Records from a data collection
====

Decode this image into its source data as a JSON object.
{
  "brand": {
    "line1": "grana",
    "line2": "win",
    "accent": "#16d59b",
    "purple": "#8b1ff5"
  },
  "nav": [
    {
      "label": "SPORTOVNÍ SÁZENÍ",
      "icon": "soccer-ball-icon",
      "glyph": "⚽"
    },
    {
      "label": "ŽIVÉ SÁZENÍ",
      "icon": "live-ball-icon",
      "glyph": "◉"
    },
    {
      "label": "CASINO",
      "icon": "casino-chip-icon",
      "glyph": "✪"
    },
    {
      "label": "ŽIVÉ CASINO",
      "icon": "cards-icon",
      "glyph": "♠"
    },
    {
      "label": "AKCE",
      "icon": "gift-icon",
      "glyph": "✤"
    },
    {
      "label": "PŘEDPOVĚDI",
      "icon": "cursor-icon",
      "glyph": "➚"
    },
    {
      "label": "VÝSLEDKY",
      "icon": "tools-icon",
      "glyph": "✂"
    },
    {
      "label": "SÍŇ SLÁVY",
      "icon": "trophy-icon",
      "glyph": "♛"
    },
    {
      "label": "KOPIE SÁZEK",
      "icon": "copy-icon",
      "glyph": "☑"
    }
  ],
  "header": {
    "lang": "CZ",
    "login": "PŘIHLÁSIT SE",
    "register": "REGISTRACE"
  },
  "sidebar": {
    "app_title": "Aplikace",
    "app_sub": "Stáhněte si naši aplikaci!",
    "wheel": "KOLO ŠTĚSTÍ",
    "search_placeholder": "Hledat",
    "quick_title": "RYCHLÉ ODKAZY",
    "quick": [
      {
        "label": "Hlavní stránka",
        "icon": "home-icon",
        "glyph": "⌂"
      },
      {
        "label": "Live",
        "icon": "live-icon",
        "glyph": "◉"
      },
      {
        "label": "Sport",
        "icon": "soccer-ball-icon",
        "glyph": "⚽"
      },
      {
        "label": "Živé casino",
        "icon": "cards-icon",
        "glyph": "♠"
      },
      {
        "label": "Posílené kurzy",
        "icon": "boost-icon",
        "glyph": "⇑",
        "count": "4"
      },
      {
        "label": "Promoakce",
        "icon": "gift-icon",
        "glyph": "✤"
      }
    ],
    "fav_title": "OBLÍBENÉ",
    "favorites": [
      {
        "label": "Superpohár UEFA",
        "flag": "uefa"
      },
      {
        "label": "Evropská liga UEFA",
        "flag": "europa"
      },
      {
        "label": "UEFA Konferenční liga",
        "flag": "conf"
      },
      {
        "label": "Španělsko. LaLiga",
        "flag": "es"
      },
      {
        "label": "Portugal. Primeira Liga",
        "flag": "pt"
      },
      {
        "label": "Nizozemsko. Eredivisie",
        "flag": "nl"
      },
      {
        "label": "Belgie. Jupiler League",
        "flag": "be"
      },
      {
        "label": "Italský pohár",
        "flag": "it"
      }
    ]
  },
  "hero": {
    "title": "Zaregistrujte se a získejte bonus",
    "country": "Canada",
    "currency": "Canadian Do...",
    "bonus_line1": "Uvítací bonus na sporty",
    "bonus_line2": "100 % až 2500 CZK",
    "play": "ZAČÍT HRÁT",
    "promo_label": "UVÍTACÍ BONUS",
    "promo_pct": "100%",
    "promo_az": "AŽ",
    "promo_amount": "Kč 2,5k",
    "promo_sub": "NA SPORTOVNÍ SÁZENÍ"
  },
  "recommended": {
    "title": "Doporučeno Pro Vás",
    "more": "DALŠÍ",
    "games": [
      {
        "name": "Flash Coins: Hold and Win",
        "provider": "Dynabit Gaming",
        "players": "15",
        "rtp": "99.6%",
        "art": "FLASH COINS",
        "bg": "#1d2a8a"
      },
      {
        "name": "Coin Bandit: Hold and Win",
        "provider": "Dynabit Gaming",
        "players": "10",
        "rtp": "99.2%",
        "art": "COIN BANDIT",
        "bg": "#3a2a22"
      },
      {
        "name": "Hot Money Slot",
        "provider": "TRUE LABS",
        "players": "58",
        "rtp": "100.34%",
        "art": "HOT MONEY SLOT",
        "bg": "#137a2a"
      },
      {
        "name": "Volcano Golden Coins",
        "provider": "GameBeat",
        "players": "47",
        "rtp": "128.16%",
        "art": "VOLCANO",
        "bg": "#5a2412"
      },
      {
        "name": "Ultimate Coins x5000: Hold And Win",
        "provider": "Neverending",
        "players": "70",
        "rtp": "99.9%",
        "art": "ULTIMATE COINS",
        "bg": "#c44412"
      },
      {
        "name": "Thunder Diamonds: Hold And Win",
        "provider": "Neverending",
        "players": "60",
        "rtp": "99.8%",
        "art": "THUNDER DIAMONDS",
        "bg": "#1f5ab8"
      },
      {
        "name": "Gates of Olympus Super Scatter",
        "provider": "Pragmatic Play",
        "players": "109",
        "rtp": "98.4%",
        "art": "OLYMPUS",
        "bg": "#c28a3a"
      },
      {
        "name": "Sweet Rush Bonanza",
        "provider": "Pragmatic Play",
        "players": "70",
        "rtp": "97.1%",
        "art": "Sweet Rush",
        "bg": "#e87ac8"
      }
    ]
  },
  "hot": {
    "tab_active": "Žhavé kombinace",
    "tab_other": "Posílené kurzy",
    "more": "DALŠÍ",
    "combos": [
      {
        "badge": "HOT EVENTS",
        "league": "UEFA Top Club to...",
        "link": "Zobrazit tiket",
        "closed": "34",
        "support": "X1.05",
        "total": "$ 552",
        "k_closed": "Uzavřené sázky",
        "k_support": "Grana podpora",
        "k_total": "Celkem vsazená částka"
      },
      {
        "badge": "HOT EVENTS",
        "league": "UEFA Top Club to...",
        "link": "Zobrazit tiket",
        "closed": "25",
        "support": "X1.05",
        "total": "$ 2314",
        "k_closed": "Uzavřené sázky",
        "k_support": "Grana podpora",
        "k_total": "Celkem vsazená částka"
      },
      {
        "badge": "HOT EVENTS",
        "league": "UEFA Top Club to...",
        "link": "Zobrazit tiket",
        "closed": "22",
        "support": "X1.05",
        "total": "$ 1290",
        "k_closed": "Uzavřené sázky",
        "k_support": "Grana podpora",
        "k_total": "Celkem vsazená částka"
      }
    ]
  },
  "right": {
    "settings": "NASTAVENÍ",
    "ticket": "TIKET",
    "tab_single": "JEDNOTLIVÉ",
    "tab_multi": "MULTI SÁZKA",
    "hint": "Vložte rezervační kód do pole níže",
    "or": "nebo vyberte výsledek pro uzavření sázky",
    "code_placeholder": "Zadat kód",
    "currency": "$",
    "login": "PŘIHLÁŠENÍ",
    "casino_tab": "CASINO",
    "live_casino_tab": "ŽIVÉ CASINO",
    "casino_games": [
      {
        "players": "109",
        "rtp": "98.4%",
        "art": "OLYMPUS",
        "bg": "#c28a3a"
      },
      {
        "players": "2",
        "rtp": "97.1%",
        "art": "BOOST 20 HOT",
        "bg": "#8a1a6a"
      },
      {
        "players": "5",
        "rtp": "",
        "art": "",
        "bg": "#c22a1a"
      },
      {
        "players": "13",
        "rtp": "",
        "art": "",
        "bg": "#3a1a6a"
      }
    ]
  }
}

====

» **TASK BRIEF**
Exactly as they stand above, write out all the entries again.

» **TASK SOLUTION**
Decode this image into its source data as a JSON object.
{
  "brand": {
    "line1": "grana",
    "line2": "win",
    "accent": "#16d59b",
    "purple": "#8b1ff5"
  },
  "nav": [
    {
      "label": "SPORTOVNÍ SÁZENÍ",
      "icon": "soccer-ball-icon",
      "glyph": "⚽"
    },
    {
      "label": "ŽIVÉ SÁZENÍ",
      "icon": "live-ball-icon",
      "glyph": "◉"
    },
    {
      "label": "CASINO",
      "icon": "casino-chip-icon",
      "glyph": "✪"
    },
    {
      "label": "ŽIVÉ CASINO",
      "icon": "cards-icon",
      "glyph": "♠"
    },
    {
      "label": "AKCE",
      "icon": "gift-icon",
      "glyph": "✤"
    },
    {
      "label": "PŘEDPOVĚDI",
      "icon": "cursor-icon",
      "glyph": "➚"
    },
    {
      "label": "VÝSLEDKY",
      "icon": "tools-icon",
      "glyph": "✂"
    },
    {
      "label": "SÍŇ SLÁVY",
      "icon": "trophy-icon",
      "glyph": "♛"
    },
    {
      "label": "KOPIE SÁZEK",
      "icon": "copy-icon",
      "glyph": "☑"
    }
  ],
  "header": {
    "lang": "CZ",
    "login": "PŘIHLÁSIT SE",
    "register": "REGISTRACE"
  },
  "sidebar": {
    "app_title": "Aplikace",
    "app_sub": "Stáhněte si naši aplikaci!",
    "wheel": "KOLO ŠTĚSTÍ",
    "search_placeholder": "Hledat",
    "quick_title": "RYCHLÉ ODKAZY",
    "quick": [
      {
        "label": "Hlavní stránka",
        "icon": "home-icon",
        "glyph": "⌂"
      },
      {
        "label": "Live",
        "icon": "live-icon",
        "glyph": "◉"
      },
      {
        "label": "Sport",
        "icon": "soccer-ball-icon",
        "glyph": "⚽"
      },
      {
        "label": "Živé casino",
        "icon": "cards-icon",
        "glyph": "♠"
      },
      {
        "label": "Posílené kurzy",
        "icon": "boost-icon",
        "glyph": "⇑",
        "count": "4"
      },
      {
        "label": "Promoakce",
        "icon": "gift-icon",
        "glyph": "✤"
      }
    ],
    "fav_title": "OBLÍBENÉ",
    "favorites": [
      {
        "label": "Superpohár UEFA",
        "flag": "uefa"
      },
      {
        "label": "Evropská liga UEFA",
        "flag": "europa"
      },
      {
        "label": "UEFA Konferenční liga",
        "flag": "conf"
      },
      {
        "label": "Španělsko. LaLiga",
        "flag": "es"
      },
      {
        "label": "Portugal. Primeira Liga",
        "flag": "pt"
      },
      {
        "label": "Nizozemsko. Eredivisie",
        "flag": "nl"
      },
      {
        "label": "Belgie. Jupiler League",
        "flag": "be"
      },
      {
        "label": "Italský pohár",
        "flag": "it"
      }
    ]
  },
  "hero": {
    "title": "Zaregistrujte se a získejte bonus",
    "country": "Canada",
    "currency": "Canadian Do...",
    "bonus_line1": "Uvítací bonus na sporty",
    "bonus_line2": "100 % až 2500 CZK",
    "play": "ZAČÍT HRÁT",
    "promo_label": "UVÍTACÍ BONUS",
    "promo_pct": "100%",
    "promo_az": "AŽ",
    "promo_amount": "Kč 2,5k",
    "promo_sub": "NA SPORTOVNÍ SÁZENÍ"
  },
  "recommended": {
    "title": "Doporučeno Pro Vás",
    "more": "DALŠÍ",
    "games": [
      {
        "name": "Flash Coins: Hold and Win",
        "provider": "Dynabit Gaming",
        "players": "15",
        "rtp": "99.6%",
        "art": "FLASH COINS",
        "bg": "#1d2a8a"
      },
      {
        "name": "Coin Bandit: Hold and Win",
        "provider": "Dynabit Gaming",
        "players": "10",
        "rtp": "99.2%",
        "art": "COIN BANDIT",
        "bg": "#3a2a22"
      },
      {
        "name": "Hot Money Slot",
        "provider": "TRUE LABS",
        "players": "58",
        "rtp": "100.34%",
        "art": "HOT MONEY SLOT",
        "bg": "#137a2a"
      },
      {
        "name": "Volcano Golden Coins",
        "provider": "GameBeat",
        "players": "47",
        "rtp": "128.16%",
        "art": "VOLCANO",
        "bg": "#5a2412"
      },
      {
        "name": "Ultimate Coins x5000: Hold And Win",
        "provider": "Neverending",
        "players": "70",
        "rtp": "99.9%",
        "art": "ULTIMATE COINS",
        "bg": "#c44412"
      },
      {
        "name": "Thunder Diamonds: Hold And Win",
        "provider": "Neverending",
        "players": "60",
        "rtp": "99.8%",
        "art": "THUNDER DIAMONDS",
        "bg": "#1f5ab8"
      },
      {
        "name": "Gates of Olympus Super Scatter",
        "provider": "Pragmatic Play",
        "players": "109",
        "rtp": "98.4%",
        "art": "OLYMPUS",
        "bg": "#c28a3a"
      },
      {
        "name": "Sweet Rush Bonanza",
        "provider": "Pragmatic Play",
        "players": "70",
        "rtp": "97.1%",
        "art": "Sweet Rush",
        "bg": "#e87ac8"
      }
    ]
  },
  "hot": {
    "tab_active": "Žhavé kombinace",
    "tab_other": "Posílené kurzy",
    "more": "DALŠÍ",
    "combos": [
      {
        "badge": "HOT EVENTS",
        "league": "UEFA Top Club to...",
        "link": "Zobrazit tiket",
        "closed": "34",
        "support": "X1.05",
        "total": "$ 552",
        "k_closed": "Uzavřené sázky",
        "k_support": "Grana podpora",
        "k_total": "Celkem vsazená částka"
      },
      {
        "badge": "HOT EVENTS",
        "league": "UEFA Top Club to...",
        "link": "Zobrazit tiket",
        "closed": "25",
        "support": "X1.05",
        "total": "$ 2314",
        "k_closed": "Uzavřené sázky",
        "k_support": "Grana podpora",
        "k_total": "Celkem vsazená částka"
      },
      {
        "badge": "HOT EVENTS",
        "league": "UEFA Top Club to...",
        "link": "Zobrazit tiket",
        "closed": "22",
        "support": "X1.05",
        "total": "$ 1290",
        "k_closed": "Uzavřené sázky",
        "k_support": "Grana podpora",
        "k_total": "Celkem vsazená částka"
      }
    ]
  },
  "right": {
    "settings": "NASTAVENÍ",
    "ticket": "TIKET",
    "tab_single": "JEDNOTLIVÉ",
    "tab_multi": "MULTI SÁZKA",
    "hint": "Vložte rezervační kód do pole níže",
    "or": "nebo vyberte výsledek pro uzavření sázky",
    "code_placeholder": "Zadat kód",
    "currency": "$",
    "login": "PŘIHLÁŠENÍ",
    "casino_tab": "CASINO",
    "live_casino_tab": "ŽIVÉ CASINO",
    "casino_games": [
      {
        "players": "109",
        "rtp": "98.4%",
        "art": "OLYMPUS",
        "bg": "#c28a3a"
      },
      {
        "players": "2",
        "rtp": "97.1%",
        "art": "BOOST 20 HOT",
        "bg": "#8a1a6a"
      },
      {
        "players": "5",
        "rtp": "",
        "art": "",
        "bg": "#c22a1a"
      },
      {
        "players": "13",
        "rtp": "",
        "art": "",
        "bg": "#3a1a6a"
      }
    ]
  }
}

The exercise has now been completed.